Grants and Contracts:

A Model of Stem Cell-Based Treatment of HIV-Related Neurological Disease
The goal of this project is to evaluate the efficacy of brain derived neurotrophic factor (BDNF) in suppressing nervous system abnormalities that can be observed with HIV infection.
Role: Co- PI

OPP1017606 (Bryant)
Gates Foundation
Phase I Clinical Trial of a Noval HIV Protein Construct that presents CD4 Induced Epitopes (Obj. 4)
The main goal of this project is to support a Phase I clinical trial of a novel HIV protein construct that presents CD4 induced epitopes.  This research will allow for clinical testing of FLSC evaluating immune response and safety in humans, and optimization of the prime-boost vaccination strategy.
Role: PI


  1. Royal W 3rd, Zhang L, Guo M., Jones O, Bryant JL, Immune activation, viral gene product expression and neurotoxicity in the HIV-1 transgenic rat. J Neuroimmunol. 2012 Jun 15;247 (1-2):16-24    PMCID: PMC3351529
  2. Guo M, Bryant J, Sultana S, Jones O, Royal W 3rd, Effects of vitamin A deficiency and opiods on parvalbumin + interneurons in the hippocampus of the HIV-1 transgenic rat.
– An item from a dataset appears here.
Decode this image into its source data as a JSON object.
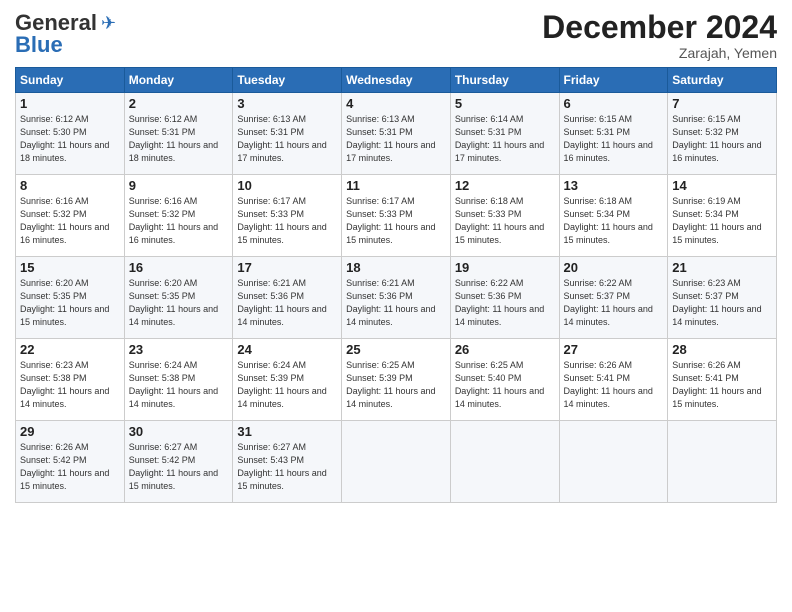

Curr HIV Res. 2012 Jul;10(5):463-8
  3. Lowe HI, Watson CT, Badal S, Toyang NJ, Bryant J, Kinase inhibition by the Jamaican ball moss, Tillandsia recurvate L. Anticancer Res. 2012 Oct;32(10):4419-22
  4. Lowe HI, Watson CT, Badal S, Toyang NJ, Bryant J, Cycloartane-3,24,25-triol inhibits MRCKa kinase and    demonstrates promising anti-prostate cancer activity in-vitro. Cancer Cell Int. 2012 Nov 14;12(1):46
  5. Curreli S, Krishnan S, Reitz M, Yanto LI, Lafferty MK, Garzino-Demo A, Zella D, Gallo RC, Bryant J, B cell lymphoma in hiv transgenic mice. Retrovirology. 2013 Aug 28;10(1):92
  6. Lowe HI, Toyang NJ, Heredia A, Watson CT, Bryant J, Anti HIV-1 Activity of the Crude Extracts of Guaiacum        officinale L. (Zygophyllaceae). European Journal of Medicinal Plants 2014 4(4): 483-489